Each entry that follows is to be copied exactly, minus any pictures.

═════ EXTRACTED MATERIAL

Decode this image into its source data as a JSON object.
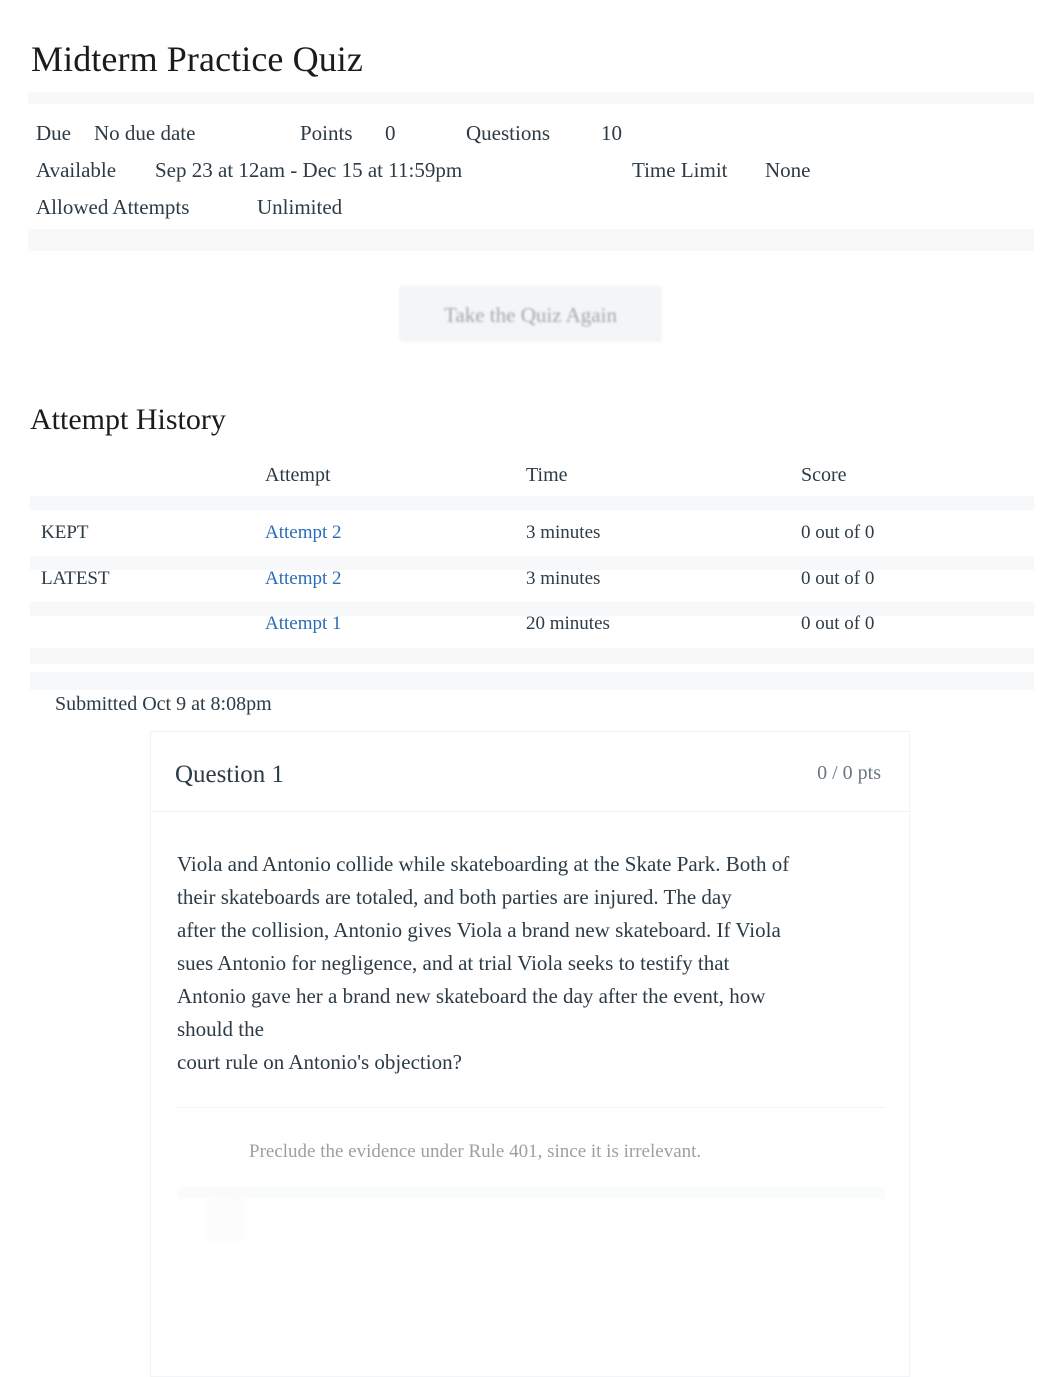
{
  "page": {
    "title": "Midterm Practice Quiz"
  },
  "quiz_meta": {
    "due_label": "Due",
    "due_value": "No due date",
    "points_label": "Points",
    "points_value": "0",
    "questions_label": "Questions",
    "questions_value": "10",
    "available_label": "Available",
    "available_value": "Sep 23 at 12am - Dec 15 at 11:59pm",
    "time_limit_label": "Time Limit",
    "time_limit_value": "None",
    "allowed_attempts_label": "Allowed Attempts",
    "allowed_attempts_value": "Unlimited"
  },
  "actions": {
    "retake_label": "Take the Quiz Again"
  },
  "attempt_history": {
    "heading": "Attempt History",
    "columns": [
      "",
      "Attempt",
      "Time",
      "Score"
    ],
    "rows": [
      {
        "kept": "KEPT",
        "attempt": "Attempt 2",
        "time": "3 minutes",
        "score": "0 out of 0"
      },
      {
        "kept": "LATEST",
        "attempt": "Attempt 2",
        "time": "3 minutes",
        "score": "0 out of 0"
      },
      {
        "kept": "",
        "attempt": "Attempt 1",
        "time": "20 minutes",
        "score": "0 out of 0"
      }
    ]
  },
  "submission": {
    "submitted_text": "Submitted Oct 9 at 8:08pm"
  },
  "question": {
    "name": "Question 1",
    "points": "0 / 0 pts",
    "body_lines": [
      "Viola and Antonio collide while skateboarding at the Skate Park. Both of",
      "their skateboards are totaled, and both parties are injured. The day",
      "after the collision, Antonio gives Viola a brand new skateboard. If Viola",
      "sues Antonio for negligence, and at trial Viola seeks to testify that",
      "Antonio gave her a brand new skateboard the day after the event, how",
      "should the",
      "court rule on Antonio's objection?"
    ],
    "answers": [
      {
        "text": "Preclude the evidence under Rule 401, since it is irrelevant."
      }
    ]
  },
  "colors": {
    "link": "#2b6cb8",
    "text": "#2d3b45",
    "muted": "#6b7780",
    "faded": "#9aa0a6",
    "divider": "#f7f8f9"
  }
}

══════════

ANSWER BOX:
Decode this image into its source data as a JSON object.
{
  "page": {
    "title": "Midterm Practice Quiz"
  },
  "quiz_meta": {
    "due_label": "Due",
    "due_value": "No due date",
    "points_label": "Points",
    "points_value": "0",
    "questions_label": "Questions",
    "questions_value": "10",
    "available_label": "Available",
    "available_value": "Sep 23 at 12am - Dec 15 at 11:59pm",
    "time_limit_label": "Time Limit",
    "time_limit_value": "None",
    "allowed_attempts_label": "Allowed Attempts",
    "allowed_attempts_value": "Unlimited"
  },
  "actions": {
    "retake_label": "Take the Quiz Again"
  },
  "attempt_history": {
    "heading": "Attempt History",
    "columns": [
      "",
      "Attempt",
      "Time",
      "Score"
    ],
    "rows": [
      {
        "kept": "KEPT",
        "attempt": "Attempt 2",
        "time": "3 minutes",
        "score": "0 out of 0"
      },
      {
        "kept": "LATEST",
        "attempt": "Attempt 2",
        "time": "3 minutes",
        "score": "0 out of 0"
      },
      {
        "kept": "",
        "attempt": "Attempt 1",
        "time": "20 minutes",
        "score": "0 out of 0"
      }
    ]
  },
  "submission": {
    "submitted_text": "Submitted Oct 9 at 8:08pm"
  },
  "question": {
    "name": "Question 1",
    "points": "0 / 0 pts",
    "body_lines": [
      "Viola and Antonio collide while skateboarding at the Skate Park. Both of",
      "their skateboards are totaled, and both parties are injured. The day",
      "after the collision, Antonio gives Viola a brand new skateboard. If Viola",
      "sues Antonio for negligence, and at trial Viola seeks to testify that",
      "Antonio gave her a brand new skateboard the day after the event, how",
      "should the",
      "court rule on Antonio's objection?"
    ],
    "answers": [
      {
        "text": "Preclude the evidence under Rule 401, since it is irrelevant."
      }
    ]
  },
  "colors": {
    "link": "#2b6cb8",
    "text": "#2d3b45",
    "muted": "#6b7780",
    "faded": "#9aa0a6",
    "divider": "#f7f8f9"
  }
}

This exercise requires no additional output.